- **What to produce**
Look through the entries that follow and return each line that has the string "CANTINE".

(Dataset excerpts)
•••••

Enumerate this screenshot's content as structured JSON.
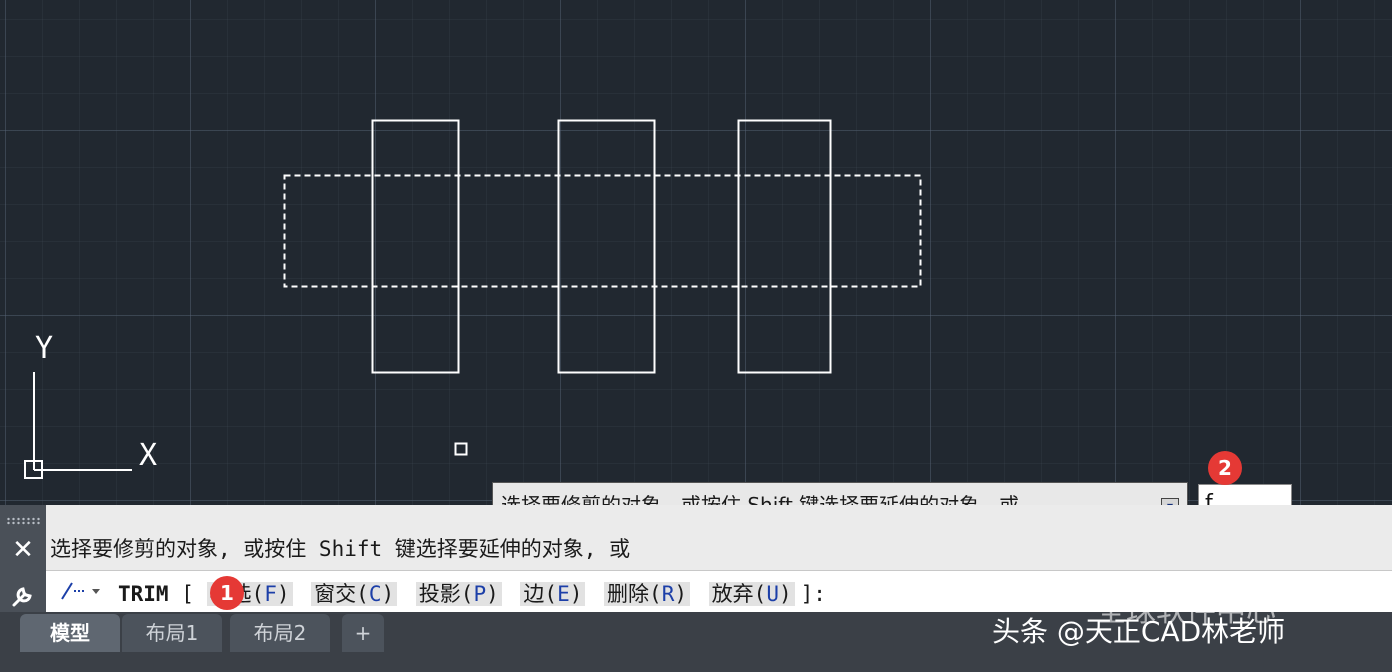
{
  "ucs": {
    "y_label": "Y",
    "x_label": "X"
  },
  "tooltip": {
    "text": "选择要修剪的对象，或按住 Shift 键选择要延伸的对象，或",
    "icon": "expand-options-icon"
  },
  "dynamic_input": {
    "value": "f"
  },
  "callouts": {
    "one": "1",
    "two": "2"
  },
  "command": {
    "history": "选择要修剪的对象, 或按住 Shift 键选择要延伸的对象, 或",
    "name": "TRIM",
    "open_bracket": "[",
    "options": [
      {
        "label": "栏选",
        "key": "F"
      },
      {
        "label": "窗交",
        "key": "C"
      },
      {
        "label": "投影",
        "key": "P"
      },
      {
        "label": "边",
        "key": "E"
      },
      {
        "label": "删除",
        "key": "R"
      },
      {
        "label": "放弃",
        "key": "U"
      }
    ],
    "close": "]:"
  },
  "tabs": [
    {
      "label": "模型",
      "active": true
    },
    {
      "label": "布局1",
      "active": false
    },
    {
      "label": "布局2",
      "active": false
    },
    {
      "label": "+",
      "active": false
    }
  ],
  "watermark": {
    "line1": "头条 @天正CAD林老师",
    "line2": "全球软件中心"
  },
  "colors": {
    "canvas_bg": "#212830",
    "callout_red": "#e53935",
    "option_key": "#1c3fa8"
  }
}
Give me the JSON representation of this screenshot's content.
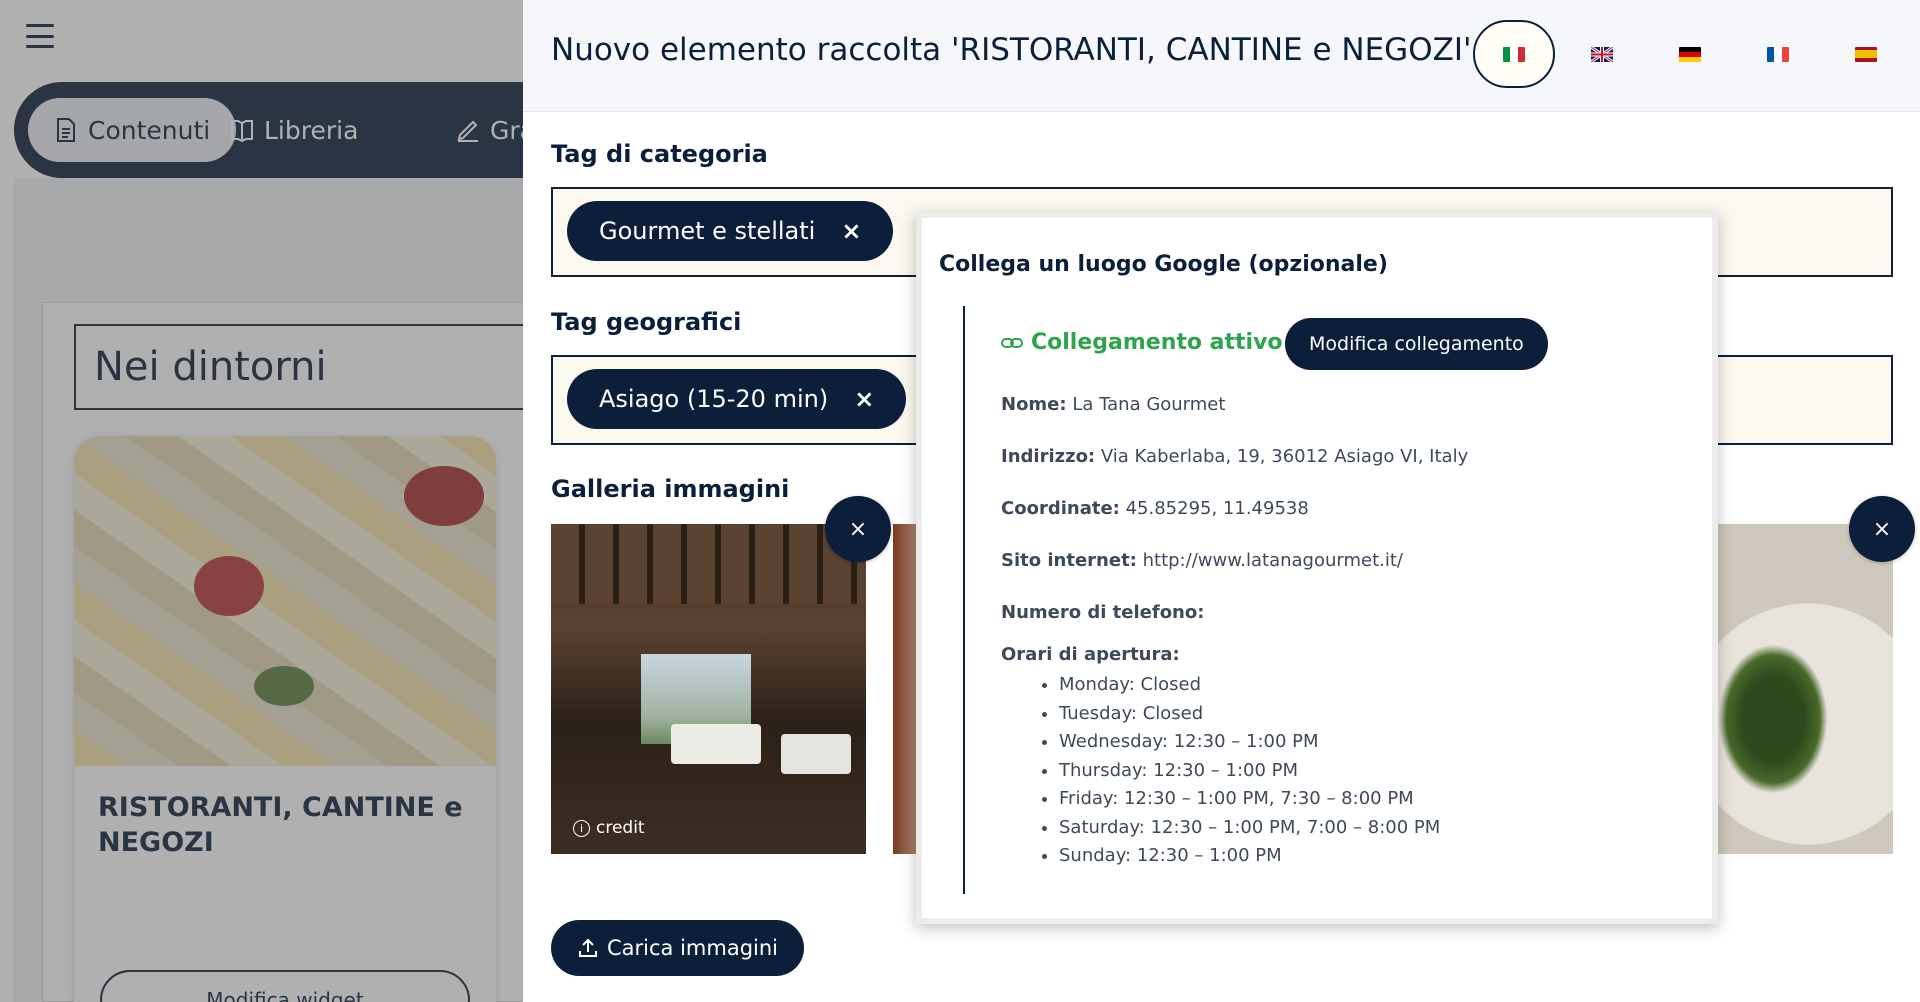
{
  "background": {
    "nav": {
      "contents_label": "Contenuti",
      "library_label": "Libreria",
      "third_label": "Gra"
    },
    "nearby_title": "Nei dintorni",
    "card_title": "RISTORANTI, CANTINE e NEGOZI",
    "edit_widget_label": "Modifica widget"
  },
  "panel": {
    "title": "Nuovo elemento raccolta 'RISTORANTI, CANTINE e NEGOZI'",
    "languages": [
      {
        "code": "it",
        "active": true
      },
      {
        "code": "en",
        "active": false
      },
      {
        "code": "de",
        "active": false
      },
      {
        "code": "fr",
        "active": false
      },
      {
        "code": "es",
        "active": false
      }
    ],
    "category_tags_label": "Tag di categoria",
    "category_tag": "Gourmet e stellati",
    "geo_tags_label": "Tag geografici",
    "geo_tag": "Asiago (15-20 min)",
    "gallery_label": "Galleria immagini",
    "credit_label": "credit",
    "upload_label": "Carica immagini",
    "remove_symbol": "×"
  },
  "popup": {
    "title": "Collega un luogo Google (opzionale)",
    "status": "Collegamento attivo",
    "modify_label": "Modifica collegamento",
    "name_label": "Nome:",
    "name_value": "La Tana Gourmet",
    "address_label": "Indirizzo:",
    "address_value": "Via Kaberlaba, 19, 36012 Asiago VI, Italy",
    "coords_label": "Coordinate:",
    "coords_value": "45.85295, 11.49538",
    "website_label": "Sito internet:",
    "website_value": "http://www.latanagourmet.it/",
    "phone_label": "Numero di telefono:",
    "hours_label": "Orari di apertura:",
    "hours": [
      "Monday: Closed",
      "Tuesday: Closed",
      "Wednesday: 12:30 – 1:00 PM",
      "Thursday: 12:30 – 1:00 PM",
      "Friday: 12:30 – 1:00 PM, 7:30 – 8:00 PM",
      "Saturday: 12:30 – 1:00 PM, 7:00 – 8:00 PM",
      "Sunday: 12:30 – 1:00 PM"
    ]
  },
  "colors": {
    "primary": "#0b1f3a",
    "success": "#2ea44f",
    "tag_box_bg": "#fbf8ef"
  }
}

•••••

- **Answer for this exercise**
    "card_title": "RISTORANTI, CANTINE e NEGOZI",
    "title": "Nuovo elemento raccolta 'RISTORANTI, CANTINE e NEGOZI'",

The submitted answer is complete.